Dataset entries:
--
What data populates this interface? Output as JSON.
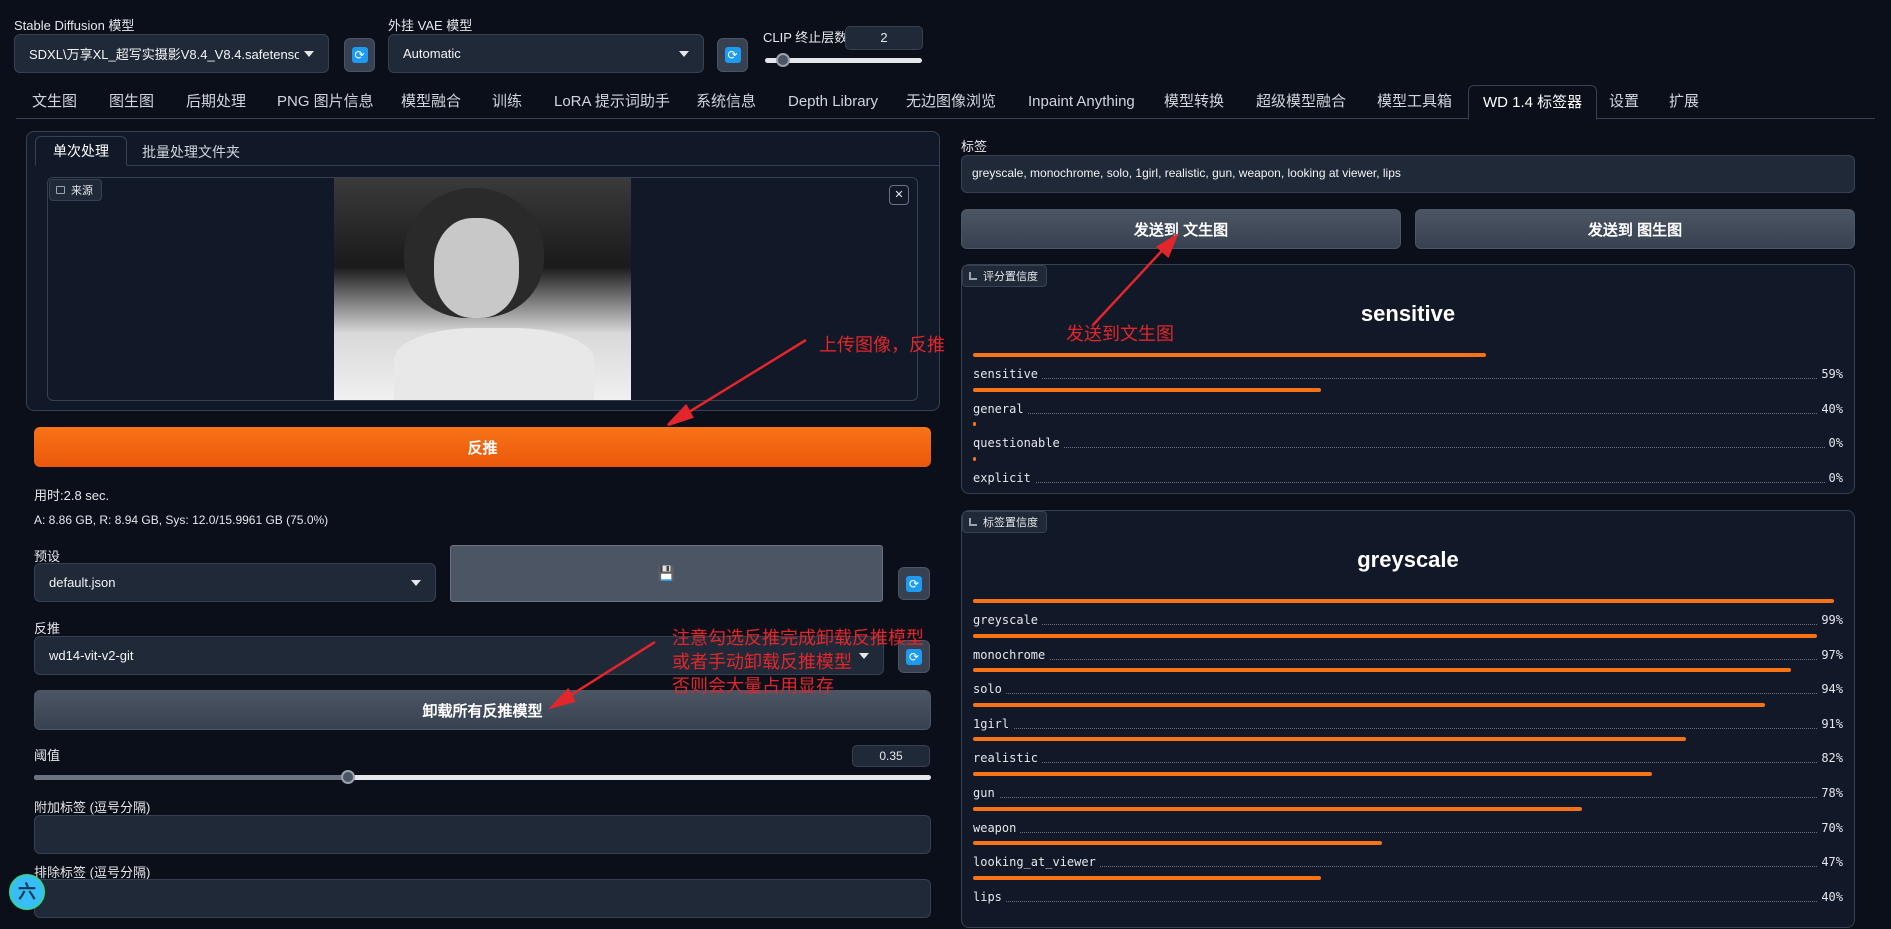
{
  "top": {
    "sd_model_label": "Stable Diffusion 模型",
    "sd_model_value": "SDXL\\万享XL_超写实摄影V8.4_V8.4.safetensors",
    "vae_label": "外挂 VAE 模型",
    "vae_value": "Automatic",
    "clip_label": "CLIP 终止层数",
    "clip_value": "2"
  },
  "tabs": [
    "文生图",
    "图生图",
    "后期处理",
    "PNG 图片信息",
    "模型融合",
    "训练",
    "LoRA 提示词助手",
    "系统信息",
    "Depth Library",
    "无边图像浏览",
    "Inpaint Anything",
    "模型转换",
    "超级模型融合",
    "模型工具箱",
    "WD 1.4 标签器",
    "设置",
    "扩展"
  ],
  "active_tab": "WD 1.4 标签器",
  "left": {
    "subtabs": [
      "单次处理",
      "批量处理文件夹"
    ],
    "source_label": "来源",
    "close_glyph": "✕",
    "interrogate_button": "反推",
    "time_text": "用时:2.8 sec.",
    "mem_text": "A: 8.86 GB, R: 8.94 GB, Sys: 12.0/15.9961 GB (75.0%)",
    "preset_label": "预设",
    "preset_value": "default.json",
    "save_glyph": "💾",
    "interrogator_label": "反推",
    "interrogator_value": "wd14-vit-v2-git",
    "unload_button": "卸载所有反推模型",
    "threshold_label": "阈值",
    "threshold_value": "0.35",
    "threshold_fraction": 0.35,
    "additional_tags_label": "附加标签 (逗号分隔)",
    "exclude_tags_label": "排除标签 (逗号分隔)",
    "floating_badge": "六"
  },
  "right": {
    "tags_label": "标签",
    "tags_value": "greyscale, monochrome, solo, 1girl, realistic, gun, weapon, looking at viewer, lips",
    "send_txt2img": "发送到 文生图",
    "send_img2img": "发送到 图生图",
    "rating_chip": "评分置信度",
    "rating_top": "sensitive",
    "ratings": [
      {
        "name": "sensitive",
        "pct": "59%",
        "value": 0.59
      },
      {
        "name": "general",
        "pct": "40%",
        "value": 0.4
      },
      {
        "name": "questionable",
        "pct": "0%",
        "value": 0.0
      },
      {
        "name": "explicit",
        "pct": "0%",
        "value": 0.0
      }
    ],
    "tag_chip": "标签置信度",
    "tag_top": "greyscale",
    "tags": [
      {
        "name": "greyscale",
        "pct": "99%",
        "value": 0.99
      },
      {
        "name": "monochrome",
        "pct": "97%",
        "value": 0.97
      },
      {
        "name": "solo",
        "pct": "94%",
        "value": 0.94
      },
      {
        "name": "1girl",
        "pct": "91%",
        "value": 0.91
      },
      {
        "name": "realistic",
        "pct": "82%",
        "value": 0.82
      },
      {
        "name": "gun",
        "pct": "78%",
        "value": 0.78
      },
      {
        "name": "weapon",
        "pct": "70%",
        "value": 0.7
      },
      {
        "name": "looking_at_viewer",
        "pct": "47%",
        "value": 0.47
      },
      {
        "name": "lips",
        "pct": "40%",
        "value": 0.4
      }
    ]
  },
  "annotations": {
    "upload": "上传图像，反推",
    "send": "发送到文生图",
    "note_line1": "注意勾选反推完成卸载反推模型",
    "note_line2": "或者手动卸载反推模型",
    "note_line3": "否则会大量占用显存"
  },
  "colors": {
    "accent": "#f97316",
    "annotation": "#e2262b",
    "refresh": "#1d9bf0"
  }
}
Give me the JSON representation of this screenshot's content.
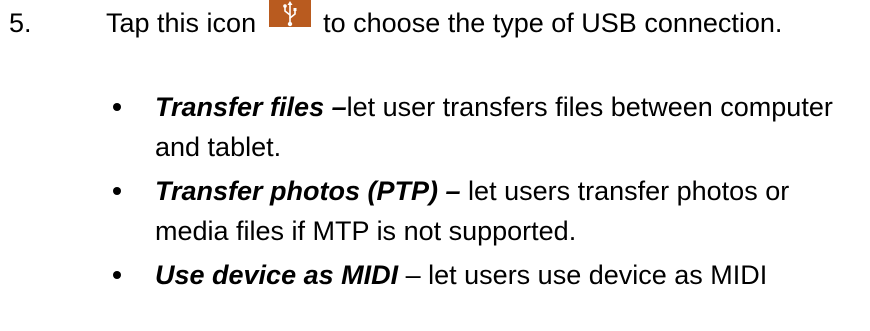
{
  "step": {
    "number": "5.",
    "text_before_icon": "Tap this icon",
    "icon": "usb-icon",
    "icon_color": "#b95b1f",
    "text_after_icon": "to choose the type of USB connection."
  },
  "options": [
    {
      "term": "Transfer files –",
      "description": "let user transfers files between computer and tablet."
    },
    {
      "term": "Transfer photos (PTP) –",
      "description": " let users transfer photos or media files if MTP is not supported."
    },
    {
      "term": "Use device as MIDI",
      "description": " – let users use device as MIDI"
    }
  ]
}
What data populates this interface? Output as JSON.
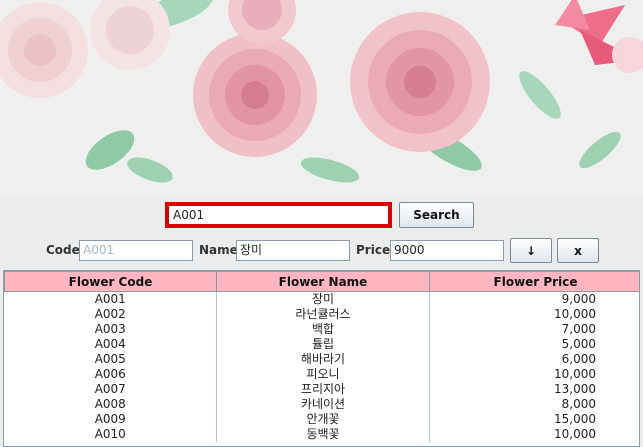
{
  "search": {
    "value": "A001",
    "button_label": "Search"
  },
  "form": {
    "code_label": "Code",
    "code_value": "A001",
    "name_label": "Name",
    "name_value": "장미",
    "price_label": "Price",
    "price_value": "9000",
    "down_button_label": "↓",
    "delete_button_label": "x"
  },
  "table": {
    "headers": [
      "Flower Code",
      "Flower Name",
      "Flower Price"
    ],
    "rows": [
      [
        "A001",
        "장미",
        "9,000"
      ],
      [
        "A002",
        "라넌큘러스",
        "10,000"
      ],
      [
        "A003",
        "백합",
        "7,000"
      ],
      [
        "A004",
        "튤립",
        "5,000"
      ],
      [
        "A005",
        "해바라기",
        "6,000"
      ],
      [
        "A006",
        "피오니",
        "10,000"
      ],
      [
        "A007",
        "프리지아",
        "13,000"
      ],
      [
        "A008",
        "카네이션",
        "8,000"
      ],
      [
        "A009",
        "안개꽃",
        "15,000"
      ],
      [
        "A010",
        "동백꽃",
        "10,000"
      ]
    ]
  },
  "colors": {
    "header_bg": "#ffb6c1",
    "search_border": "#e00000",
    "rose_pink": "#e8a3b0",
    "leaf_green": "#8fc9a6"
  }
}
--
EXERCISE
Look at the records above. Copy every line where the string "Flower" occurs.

EXERCISE OUTPUT
      "Flower Code",
      "Flower Name",
      "Flower Price"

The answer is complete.